Driven by fear of an economic downturn, investor sentiment is deteriorating, and fintech companies without a clear and compelling business strategy may struggle to find the funding necessary to scale up the business and earn the return investors are seeking.
Market indexes have all shown signs of slowing. The S&P 500 is down 21% year-to-date (YTD), and equity markets in the UK, France, Germany, Japan, and Australia have also dropped in that timeframe.
While the slowdown is affecting all sectors, tech-focused markets are particularly affected. The Nasdaq Index is down almost 30% YTD, while London's FTSE AIM All-Share Index is down almost 26% YTD.
Fintech indices are reflecting the wider downturn in markets. The US-focused Index Developed Markets Fintech & DeFi Index is down 30% YTD, while the STOXX Global Fintech Index is down 30% YTD.
STOXX Global Fintech Index
Source: Stoxx, price in US$

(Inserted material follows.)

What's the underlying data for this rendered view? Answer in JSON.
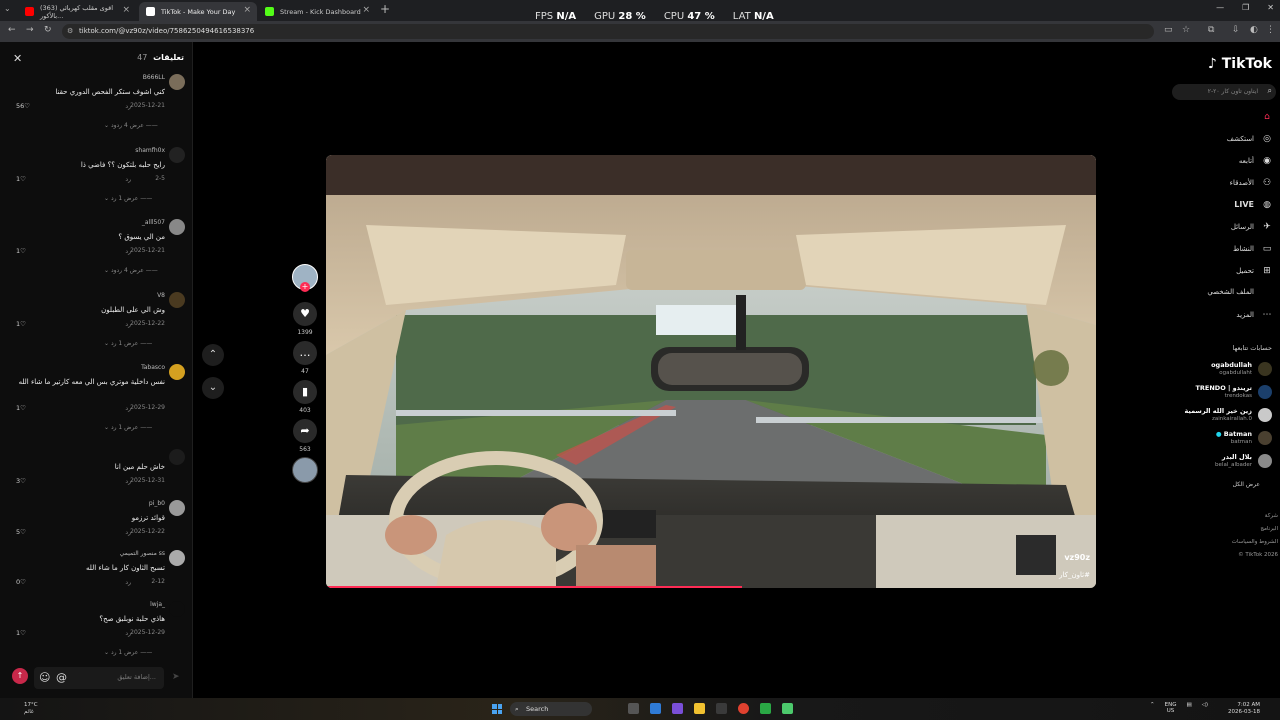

A looming threat of a recession is putting greater pressure on markets. As investors show signs of greater conservatism in deploying capital, fintech firms without a strong business plan may find it more difficult to raise funds from private investors, while continued volatility in global markets suggest an initial public offering (IPO) may be met with less optimism. Amid such an environment, fintech boards and management may face greater hostility from investors if they don't address their risk exposure appropriately.
Business models based on a “buy now, pay later” service have noted that the Ukrainian war, a supply chain shortage, volatile stock markets, and depressed consumer behaviour are among the reasons for a more negative outlook.
The UK's Office for National Statistics(opens a new window) said June 14 that annual growth in regular pay, excluding bonuses, fell by 4.5% in April after adjusting for inflation – the biggest fall since comparable records(opens a new window) began in 2001. At the same time, inflation is getting close to double-digit territory, driving up household expenses as well as household debt.
Preparing for a more hostile environment
With these factors creating a nervy backdrop to fintech operations, some companies may find it particularly tough to attract new investors.
Existing investors may also be wary of deploying more capital to these ventures or may request to have a greater say in how capital is used.
Companies considering an IPO also face obstacles, with volatile markets perhaps dissuading investors from buying shares, especially if the initial price is perceived as high.
If seeking new capital from private or public investors, companies – specifically boards and management, may be under greater pressure to justify how capital is deployed and the company's performance.
Increasing risk for fintechs
Investors will scrutinise fintech investment cases more closely and could decide to take legal action against the management if the disclosures made prior to a funding round could be deemed incorrect or inaccurate.
Particularly risky aspects may include:
Growth plans: Ensuring that business plans set out a clear timeline for growth milestones will assist in creating realistic targets for management and will help investors to understand the environment of the company's operations.
Risk disclosures: Missing reference to some foreseeable risks that could threaten the company's growth plans can leave directors and management exposed to lawsuits and other actions. Ensuring all foreseeable risks are communicated clearly to investors will create clarity the obstacles a company faces, and what measures may need to be taken.
Allocation of capital: Demonstrating fiduciary responsibility with investor capital will always play a pivotal role in maintaining positive relationships. Communicating how and where money will be spent, and ensuring the right talent is brought into the correct areas of the business will help investors acknowledge the efficiency of the company.
In increasingly risky economic climates, it is more important than ever to ensure that companies are being run efficiently, with proper protection in place.
Some suggestions include:
Make business plans clear
Ensure talent is brought to the right areas
Set realistic and achievable targets
Ensuring you have adequate directors & officers (D&O) liability insurance in place
D&O protection in uncertain times
D&O insurance offers companies a way of providing protection to its board and management.
The policy works to cover directors and officers in the event that they are personally targeted by internal or external stakeholders – such as private or public investors – on a fiduciary basis.
For example, if a company's director is targeted by an investor, who blames their management for poor financial results, the policy can protect these individuals and their assets.
D&O insurance within the fintech industry is becoming increasingly important. If economies continue to slow, the threat of recession becomes greater. Investors may demand changes or blame individuals of a company for poor results. In this scenario, having a D&O policy in place will offer greater protection in an uncertain climate.
To discuss how a D&O policy works and how it may benefit your company, please contact:
April Bellchambers, Assistant Vice President